right back where you left off.

by lisafischoff

If you’ve ever been a runner you know what it’s like to get into a rhythm and a routine. You run often and it comes easily and you miss it if you don’t run. Then one day you’re a little too busy and you skip your run. A few more days like this go by scattered through the weeks and eventually you may just flat out fall off the wagon. You’ll stop running for a while and one day you go out for a run of your usual distance – say five miles – and all of a sudden, it’s hard. You can’t breathe and your legs are tired, you have a cramp in your side. You’ve only run a mile and you’re absolutely positive your heart is going to explode right out of your chest if you take just one more step. It’s maddeningly frustrating, you never used to break a sweat until two miles. It used to be so easy but now it’s happened; you forgot how to run. Or rather it just doesn’t come as easily as it used to.

If you’ve ever practiced yoga for a consistent length of time, you know how antsy you might get if you miss a few days. How stiff your once malleable legs might become and how much you want to bend and shape them in twists and pretzel shaped forms. But time passes and with each day it becomes easier and easier not to practice. You stop going to your favorite class for a while, you know the one at the perfect time of day before dinner, the right time to demarcate the end of your day and signal you to relax for the evening – maybe even turn off your cell phone. Then one day you realize you can’t remember the last time you turned off your computer or read a book before bed and you realize how much your mind is jumping and can’t focus. So you go back. You jump right back in where you left off and, just like running, it’s hard. You forgot how to engage your core (what core?), you forgot how to press each toe evenly into the ground that supports you, you certainly can’t do that thing where you wrap your legs over your shoulder and lift your entire body into your hands, and you’ve forgotten how to clear your mind. Just like that, what came easily is now hard. You’re out of practice.

Then one day you set out for a run and realize you’re not actually going to die. You’ve run two, maybe even three miles and you’re not ready to hurl yourself over the fence along the path to cool off in the East River (a really desperate move considering the condition that water’s in). Just like that you’re once again able to lift each leg, one at a time, up into a headstand you swore you’ve never be able to do again. If you spend a little more time in savasana, that clarity of mind might even come back too. As long as you keep going to class.

This is what cooking is like for me. I’m out of practice. I didn’t know this was possible but, friends, it’s true. This is a year or so of eating nothing but peanut butter, yogurt, pizza and muffins will do to you. So before I completely forget how to chop a vegetable, let me recommend that you make this salad. Even if you cook nothing else ever again, please just assemble a giant bowl of this. I first encountered it in a cafe in Tel Aviv after some rock climbing.
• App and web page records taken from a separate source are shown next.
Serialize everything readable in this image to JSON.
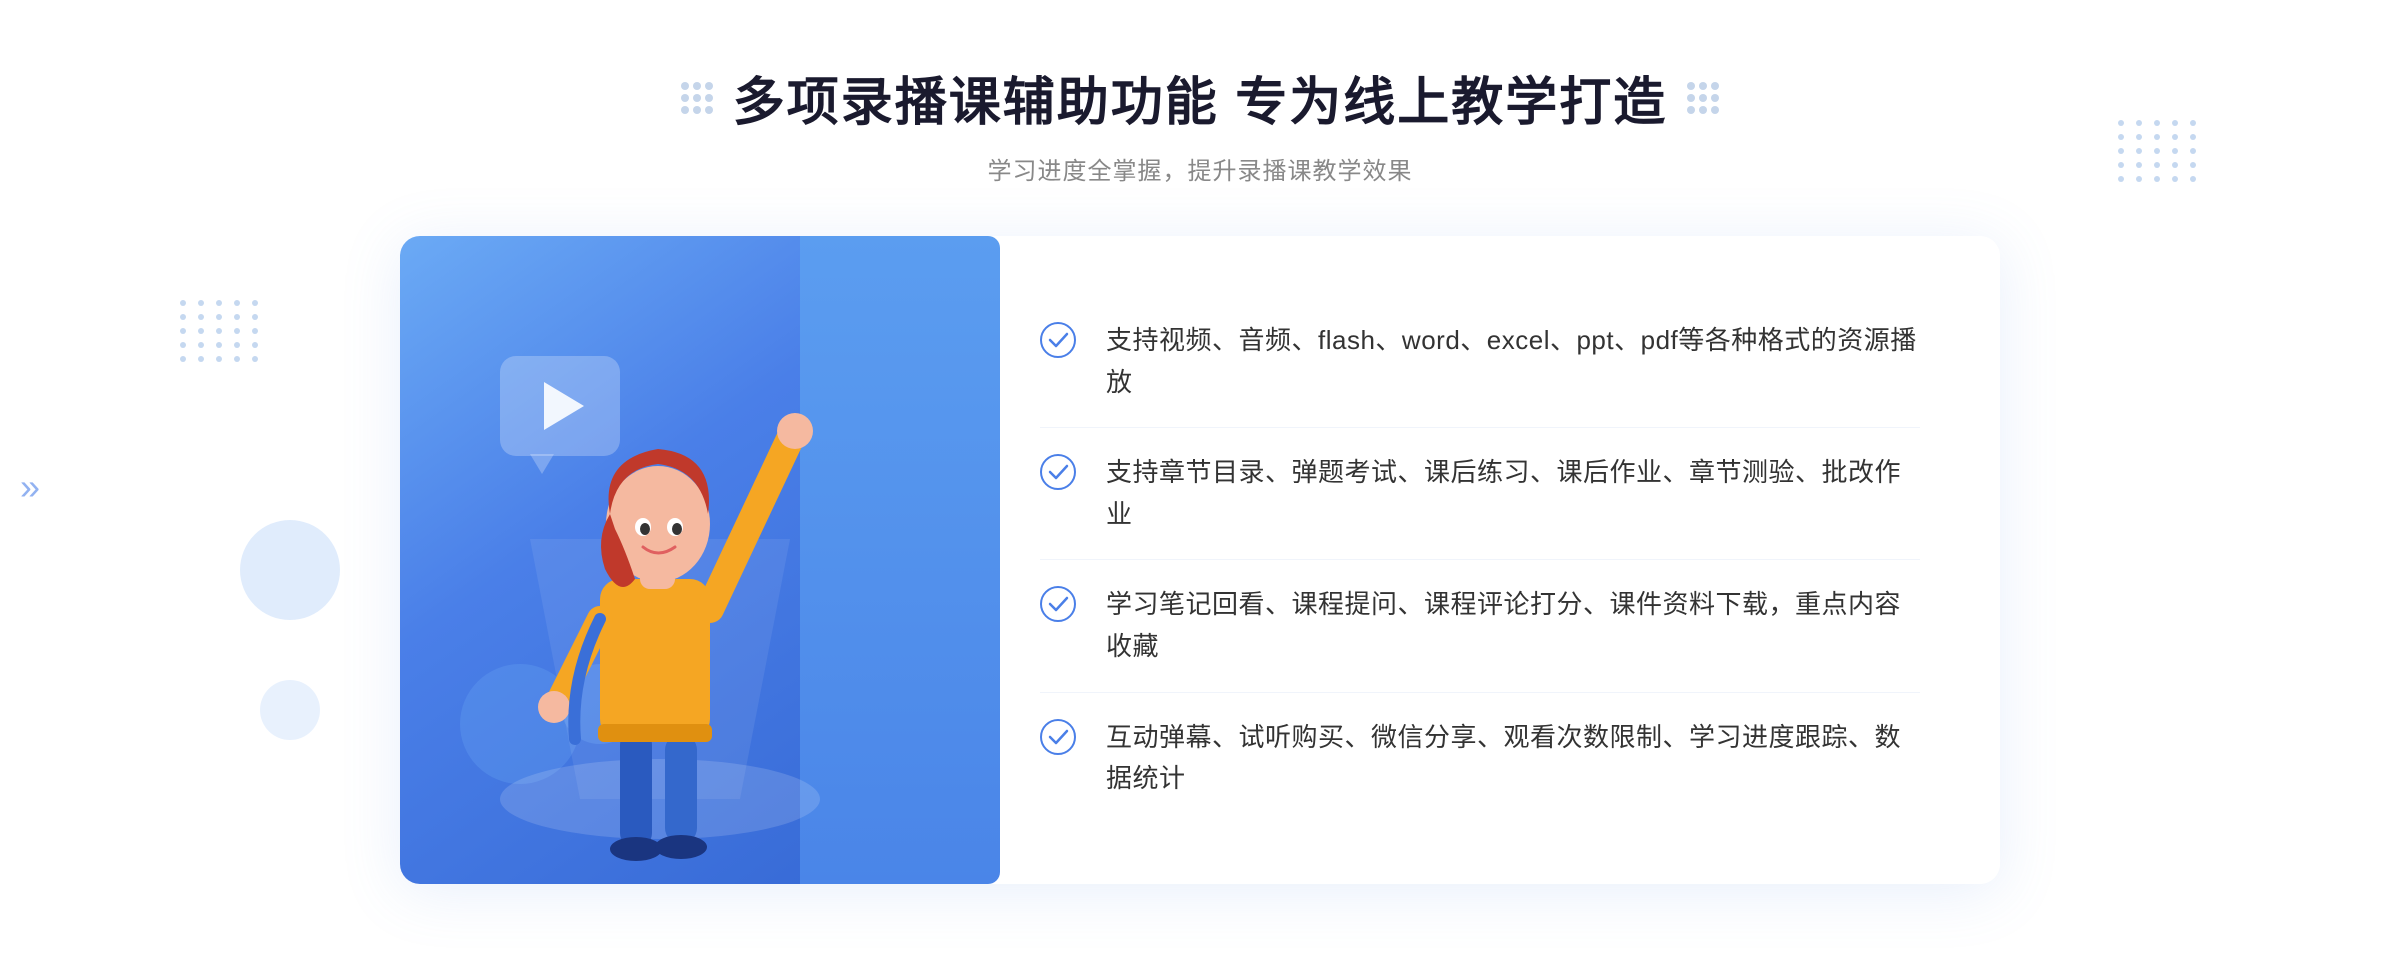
{
  "header": {
    "main_title": "多项录播课辅助功能 专为线上教学打造",
    "sub_title": "学习进度全掌握，提升录播课教学效果"
  },
  "features": [
    {
      "id": 1,
      "text": "支持视频、音频、flash、word、excel、ppt、pdf等各种格式的资源播放"
    },
    {
      "id": 2,
      "text": "支持章节目录、弹题考试、课后练习、课后作业、章节测验、批改作业"
    },
    {
      "id": 3,
      "text": "学习笔记回看、课程提问、课程评论打分、课件资料下载，重点内容收藏"
    },
    {
      "id": 4,
      "text": "互动弹幕、试听购买、微信分享、观看次数限制、学习进度跟踪、数据统计"
    }
  ],
  "colors": {
    "accent_blue": "#4a7fe8",
    "light_blue": "#6baaf5",
    "text_dark": "#333333",
    "text_gray": "#888888",
    "title_dark": "#1a1a2e"
  }
}
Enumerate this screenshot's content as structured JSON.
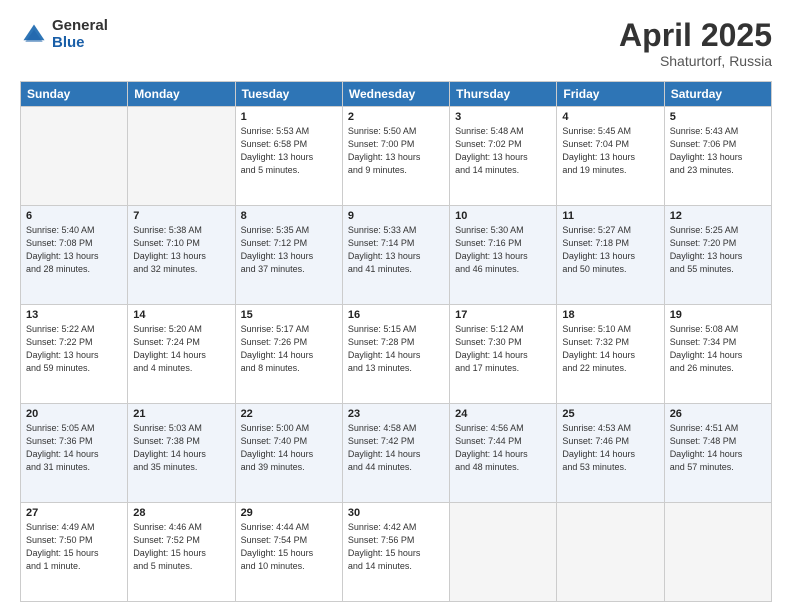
{
  "header": {
    "logo_general": "General",
    "logo_blue": "Blue",
    "title": "April 2025",
    "subtitle": "Shaturtorf, Russia"
  },
  "days_of_week": [
    "Sunday",
    "Monday",
    "Tuesday",
    "Wednesday",
    "Thursday",
    "Friday",
    "Saturday"
  ],
  "weeks": [
    [
      {
        "day": "",
        "info": ""
      },
      {
        "day": "",
        "info": ""
      },
      {
        "day": "1",
        "info": "Sunrise: 5:53 AM\nSunset: 6:58 PM\nDaylight: 13 hours\nand 5 minutes."
      },
      {
        "day": "2",
        "info": "Sunrise: 5:50 AM\nSunset: 7:00 PM\nDaylight: 13 hours\nand 9 minutes."
      },
      {
        "day": "3",
        "info": "Sunrise: 5:48 AM\nSunset: 7:02 PM\nDaylight: 13 hours\nand 14 minutes."
      },
      {
        "day": "4",
        "info": "Sunrise: 5:45 AM\nSunset: 7:04 PM\nDaylight: 13 hours\nand 19 minutes."
      },
      {
        "day": "5",
        "info": "Sunrise: 5:43 AM\nSunset: 7:06 PM\nDaylight: 13 hours\nand 23 minutes."
      }
    ],
    [
      {
        "day": "6",
        "info": "Sunrise: 5:40 AM\nSunset: 7:08 PM\nDaylight: 13 hours\nand 28 minutes."
      },
      {
        "day": "7",
        "info": "Sunrise: 5:38 AM\nSunset: 7:10 PM\nDaylight: 13 hours\nand 32 minutes."
      },
      {
        "day": "8",
        "info": "Sunrise: 5:35 AM\nSunset: 7:12 PM\nDaylight: 13 hours\nand 37 minutes."
      },
      {
        "day": "9",
        "info": "Sunrise: 5:33 AM\nSunset: 7:14 PM\nDaylight: 13 hours\nand 41 minutes."
      },
      {
        "day": "10",
        "info": "Sunrise: 5:30 AM\nSunset: 7:16 PM\nDaylight: 13 hours\nand 46 minutes."
      },
      {
        "day": "11",
        "info": "Sunrise: 5:27 AM\nSunset: 7:18 PM\nDaylight: 13 hours\nand 50 minutes."
      },
      {
        "day": "12",
        "info": "Sunrise: 5:25 AM\nSunset: 7:20 PM\nDaylight: 13 hours\nand 55 minutes."
      }
    ],
    [
      {
        "day": "13",
        "info": "Sunrise: 5:22 AM\nSunset: 7:22 PM\nDaylight: 13 hours\nand 59 minutes."
      },
      {
        "day": "14",
        "info": "Sunrise: 5:20 AM\nSunset: 7:24 PM\nDaylight: 14 hours\nand 4 minutes."
      },
      {
        "day": "15",
        "info": "Sunrise: 5:17 AM\nSunset: 7:26 PM\nDaylight: 14 hours\nand 8 minutes."
      },
      {
        "day": "16",
        "info": "Sunrise: 5:15 AM\nSunset: 7:28 PM\nDaylight: 14 hours\nand 13 minutes."
      },
      {
        "day": "17",
        "info": "Sunrise: 5:12 AM\nSunset: 7:30 PM\nDaylight: 14 hours\nand 17 minutes."
      },
      {
        "day": "18",
        "info": "Sunrise: 5:10 AM\nSunset: 7:32 PM\nDaylight: 14 hours\nand 22 minutes."
      },
      {
        "day": "19",
        "info": "Sunrise: 5:08 AM\nSunset: 7:34 PM\nDaylight: 14 hours\nand 26 minutes."
      }
    ],
    [
      {
        "day": "20",
        "info": "Sunrise: 5:05 AM\nSunset: 7:36 PM\nDaylight: 14 hours\nand 31 minutes."
      },
      {
        "day": "21",
        "info": "Sunrise: 5:03 AM\nSunset: 7:38 PM\nDaylight: 14 hours\nand 35 minutes."
      },
      {
        "day": "22",
        "info": "Sunrise: 5:00 AM\nSunset: 7:40 PM\nDaylight: 14 hours\nand 39 minutes."
      },
      {
        "day": "23",
        "info": "Sunrise: 4:58 AM\nSunset: 7:42 PM\nDaylight: 14 hours\nand 44 minutes."
      },
      {
        "day": "24",
        "info": "Sunrise: 4:56 AM\nSunset: 7:44 PM\nDaylight: 14 hours\nand 48 minutes."
      },
      {
        "day": "25",
        "info": "Sunrise: 4:53 AM\nSunset: 7:46 PM\nDaylight: 14 hours\nand 53 minutes."
      },
      {
        "day": "26",
        "info": "Sunrise: 4:51 AM\nSunset: 7:48 PM\nDaylight: 14 hours\nand 57 minutes."
      }
    ],
    [
      {
        "day": "27",
        "info": "Sunrise: 4:49 AM\nSunset: 7:50 PM\nDaylight: 15 hours\nand 1 minute."
      },
      {
        "day": "28",
        "info": "Sunrise: 4:46 AM\nSunset: 7:52 PM\nDaylight: 15 hours\nand 5 minutes."
      },
      {
        "day": "29",
        "info": "Sunrise: 4:44 AM\nSunset: 7:54 PM\nDaylight: 15 hours\nand 10 minutes."
      },
      {
        "day": "30",
        "info": "Sunrise: 4:42 AM\nSunset: 7:56 PM\nDaylight: 15 hours\nand 14 minutes."
      },
      {
        "day": "",
        "info": ""
      },
      {
        "day": "",
        "info": ""
      },
      {
        "day": "",
        "info": ""
      }
    ]
  ]
}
The engligh menu didn’t make it sound nearly as appealing as it turned out to be. Maybe because all the dishes we’re translated to english very literally – would you like pasta with meat, pasta with tomatoes, or bulgar with cucumber? Luckily bulgar with cucumber sounded the most appealing because it turned out it also had other things in it. Delicious things like dried cranberries, green apple, lentils and fresh mint! It even had a lemon pomegranate dressing! In fact it might have actually been the best salad I’ve ever eaten which is why I went back two days later to eat it again…and to write down everything I tasted.

When I got back to New York it was the first thing I made, with a few tweaks of my own, and ate it all week. Then I went back to whole foods and bought a lot of bulgar. It turns out bulgar is pretty great.

Bulgar with Cucumbers
This salad is so much more than that but I figured I’d homage to it’s original name (though it’s real name probably had a better description in Hebrew). The original had a little pomegranate juice in the dressing but since I managed to refrain from dragging one of these back in my suitcase, I just threw in some pomegranate seeds instead. They added an extra bit of crunch which was nice and if you take apart the pomegranate over a bowl it a collects a little of the juice anyway which you can toss in if you’d like.
Adapted from Cafe Tachtit / Serves 4 as a meal or 6 as a side.
1 cup dry bulgar
1/4 cup dry puy lentils
3 persian cucumbers, chopped small
1 small green apple, chopped small
1 handful dried cranberries
seeds from half a small pomegranate
1/2 bunch fresh mint, chopped carefully to avoid bruising
2 scallions, sliced thin
1 lemon
good olive oil
salt and pepper
plain whole milk or greek yogurt
Cook the bulgar and lentils separately and let cool. Mix together along with the cucumber, apple, pomegranate, mint and dried cranberries. Squeeze the lemon over the top, drizzle with olive oil and salt and pepper to taste. Toss and serve with yogurt to toss on top. I like to do it bite by bite dipping my spoon first in the yogurt to coat, then scooping up the salad. Also holds up well in the fridge (without the yogurt) for lunch all week.

Related posts:

  1. With lemon and little else.
  2. dinner for four.
  3. 14 Days in Israel and Nana Tea
  4. Brussel Sprouts with Romano Cheese and Lentils
  5. Lisa’s Rainbow Black Bean Salad